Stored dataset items
►

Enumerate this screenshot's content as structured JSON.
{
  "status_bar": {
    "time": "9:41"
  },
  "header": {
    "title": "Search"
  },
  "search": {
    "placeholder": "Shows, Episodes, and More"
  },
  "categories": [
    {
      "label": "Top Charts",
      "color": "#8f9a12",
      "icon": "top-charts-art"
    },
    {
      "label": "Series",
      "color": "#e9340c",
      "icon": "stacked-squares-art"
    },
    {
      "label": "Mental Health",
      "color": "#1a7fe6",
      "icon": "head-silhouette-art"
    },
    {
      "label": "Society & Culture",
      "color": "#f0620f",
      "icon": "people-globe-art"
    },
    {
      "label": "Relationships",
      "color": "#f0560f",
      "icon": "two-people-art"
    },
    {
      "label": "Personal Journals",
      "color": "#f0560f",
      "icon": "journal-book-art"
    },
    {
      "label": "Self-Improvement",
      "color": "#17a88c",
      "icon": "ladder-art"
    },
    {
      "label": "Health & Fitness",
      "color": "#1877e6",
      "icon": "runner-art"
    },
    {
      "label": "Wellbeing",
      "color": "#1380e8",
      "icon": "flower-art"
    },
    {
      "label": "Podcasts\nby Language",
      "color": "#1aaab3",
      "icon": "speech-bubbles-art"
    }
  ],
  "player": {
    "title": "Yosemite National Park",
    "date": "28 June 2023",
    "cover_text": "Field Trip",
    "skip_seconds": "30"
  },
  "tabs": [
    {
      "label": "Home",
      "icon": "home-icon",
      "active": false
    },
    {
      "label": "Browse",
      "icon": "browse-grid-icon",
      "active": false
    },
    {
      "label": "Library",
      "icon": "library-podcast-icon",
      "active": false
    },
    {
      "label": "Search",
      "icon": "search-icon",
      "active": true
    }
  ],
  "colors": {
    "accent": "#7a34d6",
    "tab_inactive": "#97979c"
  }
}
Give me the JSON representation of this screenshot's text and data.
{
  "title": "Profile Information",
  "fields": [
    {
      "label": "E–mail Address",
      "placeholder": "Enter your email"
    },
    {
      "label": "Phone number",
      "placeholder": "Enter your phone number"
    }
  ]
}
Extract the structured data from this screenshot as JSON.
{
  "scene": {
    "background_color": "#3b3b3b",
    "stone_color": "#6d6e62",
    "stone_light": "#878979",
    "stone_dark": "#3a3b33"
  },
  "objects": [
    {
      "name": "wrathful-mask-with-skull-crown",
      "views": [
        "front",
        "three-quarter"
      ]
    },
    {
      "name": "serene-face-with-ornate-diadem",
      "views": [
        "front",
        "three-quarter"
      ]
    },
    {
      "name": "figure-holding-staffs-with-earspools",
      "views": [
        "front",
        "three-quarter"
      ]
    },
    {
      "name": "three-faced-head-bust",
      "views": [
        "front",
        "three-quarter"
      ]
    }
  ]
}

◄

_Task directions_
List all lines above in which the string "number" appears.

_Answer box_
      "label": "Phone number",
      "placeholder": "Enter your phone number"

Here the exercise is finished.